Let me tell you a story. Someone who just heard of my relative fame in the interactive fiction community (yeah, right) might be fooled into thinking I'm an established author or something. Far from it. My two lame attempts at authoring have earned scorn and indifference, respectively, both well-deserved. I did write a handful of reviews, about as many articles, couple of experimental tools, but nothing big. So what gives?

My secret is that all the little things I've done place me in the top 20% most active members of the community. Maybe higher. For over ten years now, I got people talking. Got them to try new things. Helped sub-communities connect. Made friends, and kept them.

And yes, I pestered people to come see my handiwork.

There's no shame in that, you see. If you really are making stuff, then you definitely have something to show. And I'd rather take a look at what my friends make than anything a complete stranger does, no matter how good it is. You're likely better than you think anyway: imposter syndrome may well be the most common affliction among creators.

Friends are your first and best bet. But even complete strangers will come and take a look if you only engage with them. I recently took part in the Procedural Generation Jam, and was saddened to see how few developers could be bothered to comment on other entries. The amount of feedback did grow after the deadline, as one entrant predicted, but still I only got a grand total of 1 (one) comment across two entries. And you know what? I went and tried the comment author's own games. Rated them. Added them to a public collection.

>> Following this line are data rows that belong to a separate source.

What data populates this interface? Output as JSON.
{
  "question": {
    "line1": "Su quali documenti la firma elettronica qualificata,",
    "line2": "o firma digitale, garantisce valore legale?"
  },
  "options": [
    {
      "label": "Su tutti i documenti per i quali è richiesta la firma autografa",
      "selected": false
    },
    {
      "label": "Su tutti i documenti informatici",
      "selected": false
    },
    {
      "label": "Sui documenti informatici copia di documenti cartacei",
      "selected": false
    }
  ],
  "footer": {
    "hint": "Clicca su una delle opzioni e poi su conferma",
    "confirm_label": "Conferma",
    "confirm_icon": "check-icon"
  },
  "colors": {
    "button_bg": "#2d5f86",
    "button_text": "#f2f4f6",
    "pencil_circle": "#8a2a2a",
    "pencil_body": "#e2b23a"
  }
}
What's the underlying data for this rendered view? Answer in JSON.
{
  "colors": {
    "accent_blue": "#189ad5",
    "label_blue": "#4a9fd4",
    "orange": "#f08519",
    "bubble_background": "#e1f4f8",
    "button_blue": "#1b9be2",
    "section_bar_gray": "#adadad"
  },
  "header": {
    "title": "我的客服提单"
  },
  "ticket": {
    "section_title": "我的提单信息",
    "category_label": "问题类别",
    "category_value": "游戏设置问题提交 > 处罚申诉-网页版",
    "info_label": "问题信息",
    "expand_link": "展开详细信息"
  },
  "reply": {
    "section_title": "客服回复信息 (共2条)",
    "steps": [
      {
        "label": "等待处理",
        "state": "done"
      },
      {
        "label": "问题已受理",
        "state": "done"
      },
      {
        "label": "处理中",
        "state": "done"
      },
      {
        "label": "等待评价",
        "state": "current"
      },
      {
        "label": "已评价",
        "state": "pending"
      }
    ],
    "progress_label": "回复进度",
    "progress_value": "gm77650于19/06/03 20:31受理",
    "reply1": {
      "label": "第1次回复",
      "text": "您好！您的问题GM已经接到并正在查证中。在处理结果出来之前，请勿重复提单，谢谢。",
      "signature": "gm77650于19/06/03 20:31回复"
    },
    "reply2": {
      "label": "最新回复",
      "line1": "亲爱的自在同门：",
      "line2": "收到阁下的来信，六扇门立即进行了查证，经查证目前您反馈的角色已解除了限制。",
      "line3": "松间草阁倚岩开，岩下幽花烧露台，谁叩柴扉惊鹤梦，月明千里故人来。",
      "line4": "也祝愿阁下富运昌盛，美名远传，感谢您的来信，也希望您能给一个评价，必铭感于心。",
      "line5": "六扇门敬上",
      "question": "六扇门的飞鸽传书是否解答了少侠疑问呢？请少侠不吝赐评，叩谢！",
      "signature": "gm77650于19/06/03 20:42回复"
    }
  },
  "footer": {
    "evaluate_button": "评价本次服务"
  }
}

I would never have done that based on his own submission alone. Even though I did notice it.

I'm sure you've heard this before, but 20th century media conditioned us to think of creators in an impersonal manner. Just names on a cover. Demigods sharing the fruit of their creativity with the rest of us, the humble consumers.

And it was all bunk. As soon as the Internet gave everyone a voice, it turned out creators were people like any other. Who are, in turn, fans of other creators. And they love talking to their fans... and fellow fans.

If only you let them know you are out there.

Seriously, now. Want people to notice you? Go and comment on blogs. Leave (honest) reviews on their work. Rate it. Tweet about it. You pay attention to them first, and some of them will respond in kind. Wait for others to come to you, and nobody will.

Oh, it takes patience and persistence. A certain amount of marketing, too. (I was hoping to avoid the "m" word, but it turns out I can't.) Your work needs to be somewhat polished, and presented cleanly at least. E.g. if you make a game, at least give it a minimal title screen, cover art and a blurb. And yes, you'll need to do some actual advertising. I pay for ads. I even get a decent return on investment. No shame in that, either.

But personal interaction is still the most important marketing tool. There's a reason why modern e-commerce platforms allow you to favorite other authors (Smashwords) or games (Itch.io), and show them to anyone else who might visit your profile. That's called cross-promotion, and it's the next best thing to word of mouth. Why should I waste my time checking out random books when I can see what inspired my favorite writers? Sure, I may not have the money to buy those other books right now, on top of everything else, but that's why shopping baskets were invented.

And if you don't buy what other people make, why should they ever buy your wares? Generosity, like respect, must be reciprocal to work well.

Or at all.